In a new law review article, I try to provide a realistic estimate of the rate. I come up with tentative range of somewhere between 0.016% and 0.062% -- well below the figure of 1% to 4% that is often cited as the conventional wisdom.
District attorneys rarely ever get punished for misbehavior that puts innocent people behind bars. Is that about to change?
Experts warn against forms of forensic evidence that haven't been validated, but the deputy attorney general thinks that's an "erroneously narrow view."
Government misconduct a big driver of exonerations last year.
Fifteen men allegedly framed by a corrupt sergeant have convictions overturned.
The Detroit Crime Lab, shut down in 2008 for negligence, switched test bullets with autopsy bullets in order to convict Desmond Ricks.

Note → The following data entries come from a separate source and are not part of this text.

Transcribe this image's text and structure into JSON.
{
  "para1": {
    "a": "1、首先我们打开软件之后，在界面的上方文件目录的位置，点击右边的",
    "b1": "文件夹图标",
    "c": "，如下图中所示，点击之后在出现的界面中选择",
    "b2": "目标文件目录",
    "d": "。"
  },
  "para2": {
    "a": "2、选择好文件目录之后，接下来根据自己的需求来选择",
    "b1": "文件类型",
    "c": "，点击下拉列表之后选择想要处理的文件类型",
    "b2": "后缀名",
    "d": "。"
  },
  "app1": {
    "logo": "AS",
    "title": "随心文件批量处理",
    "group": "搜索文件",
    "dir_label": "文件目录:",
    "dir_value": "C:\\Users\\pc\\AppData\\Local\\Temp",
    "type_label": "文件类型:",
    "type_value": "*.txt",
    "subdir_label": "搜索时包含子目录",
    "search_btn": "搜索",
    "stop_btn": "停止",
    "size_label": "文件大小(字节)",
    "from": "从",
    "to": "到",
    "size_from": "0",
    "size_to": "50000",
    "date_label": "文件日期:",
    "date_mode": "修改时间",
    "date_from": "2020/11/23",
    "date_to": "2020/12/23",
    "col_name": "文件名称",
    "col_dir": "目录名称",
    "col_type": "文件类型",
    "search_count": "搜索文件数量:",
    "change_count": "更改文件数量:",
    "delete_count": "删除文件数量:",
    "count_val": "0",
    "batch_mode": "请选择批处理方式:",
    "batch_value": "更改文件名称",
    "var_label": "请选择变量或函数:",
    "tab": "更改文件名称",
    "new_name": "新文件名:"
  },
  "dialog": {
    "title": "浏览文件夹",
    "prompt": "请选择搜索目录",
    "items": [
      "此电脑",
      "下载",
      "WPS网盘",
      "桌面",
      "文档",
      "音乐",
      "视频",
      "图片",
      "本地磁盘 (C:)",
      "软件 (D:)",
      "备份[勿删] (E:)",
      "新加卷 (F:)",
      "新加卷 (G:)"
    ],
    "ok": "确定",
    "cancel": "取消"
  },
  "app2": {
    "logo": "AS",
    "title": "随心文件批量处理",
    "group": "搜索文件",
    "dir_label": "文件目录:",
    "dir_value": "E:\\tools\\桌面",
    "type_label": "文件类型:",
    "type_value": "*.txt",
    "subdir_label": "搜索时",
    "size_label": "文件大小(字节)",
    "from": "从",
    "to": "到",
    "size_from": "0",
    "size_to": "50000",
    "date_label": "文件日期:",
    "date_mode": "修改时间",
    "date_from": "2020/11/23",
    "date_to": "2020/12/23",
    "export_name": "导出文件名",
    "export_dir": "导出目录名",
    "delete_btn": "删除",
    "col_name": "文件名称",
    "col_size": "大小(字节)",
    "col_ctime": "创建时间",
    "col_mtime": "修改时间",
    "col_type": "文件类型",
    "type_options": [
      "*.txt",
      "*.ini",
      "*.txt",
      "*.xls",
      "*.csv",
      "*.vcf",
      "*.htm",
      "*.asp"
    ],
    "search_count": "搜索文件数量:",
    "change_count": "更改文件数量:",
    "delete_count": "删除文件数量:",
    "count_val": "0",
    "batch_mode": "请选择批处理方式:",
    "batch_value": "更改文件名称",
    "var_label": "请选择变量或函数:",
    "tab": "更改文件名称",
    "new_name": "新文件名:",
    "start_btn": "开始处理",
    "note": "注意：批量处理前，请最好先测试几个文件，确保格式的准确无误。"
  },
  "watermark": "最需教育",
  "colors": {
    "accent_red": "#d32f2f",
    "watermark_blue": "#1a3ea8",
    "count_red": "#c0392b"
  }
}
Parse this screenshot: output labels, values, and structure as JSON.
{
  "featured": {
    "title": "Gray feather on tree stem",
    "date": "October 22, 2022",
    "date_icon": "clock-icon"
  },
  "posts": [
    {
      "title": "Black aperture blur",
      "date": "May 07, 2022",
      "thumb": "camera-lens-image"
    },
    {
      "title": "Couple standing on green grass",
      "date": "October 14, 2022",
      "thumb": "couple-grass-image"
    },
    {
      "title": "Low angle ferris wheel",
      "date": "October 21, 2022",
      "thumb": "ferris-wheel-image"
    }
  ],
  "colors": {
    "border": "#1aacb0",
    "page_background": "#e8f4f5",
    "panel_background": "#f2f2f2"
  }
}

Everything from official misconduct to bad eyewitness identifications to false confessions played roles.
Not even DNA evidence can get him to change his mind.
A judge makes unfounded accusations against a dead man whose life was stolen to save the state from "automatic financial liability."
"An over-technical interpretation of the law" leaves the late Glenn Ford's family with no remuneration for the life he spent behind bars.
Louisiana denied modest financial compensation to Glenn Ford because he couldn't prove his "factual innocence."
Another record year for proving some people behind bars are innocent.
Three years in prison without a trial, often in solitary, contributed to young man’s suicide.
This latest failure of criminal science again highlights the need for massive reforms at law enforcement agencies.
"I was arrogant, judgmental, narcissistic and very full of myself."
Last year 125 people were freed from prison due to innocence, including six on death row.
A scholar tries—and fails—to rehabilitate the sex-abuse hysteria of the '80s.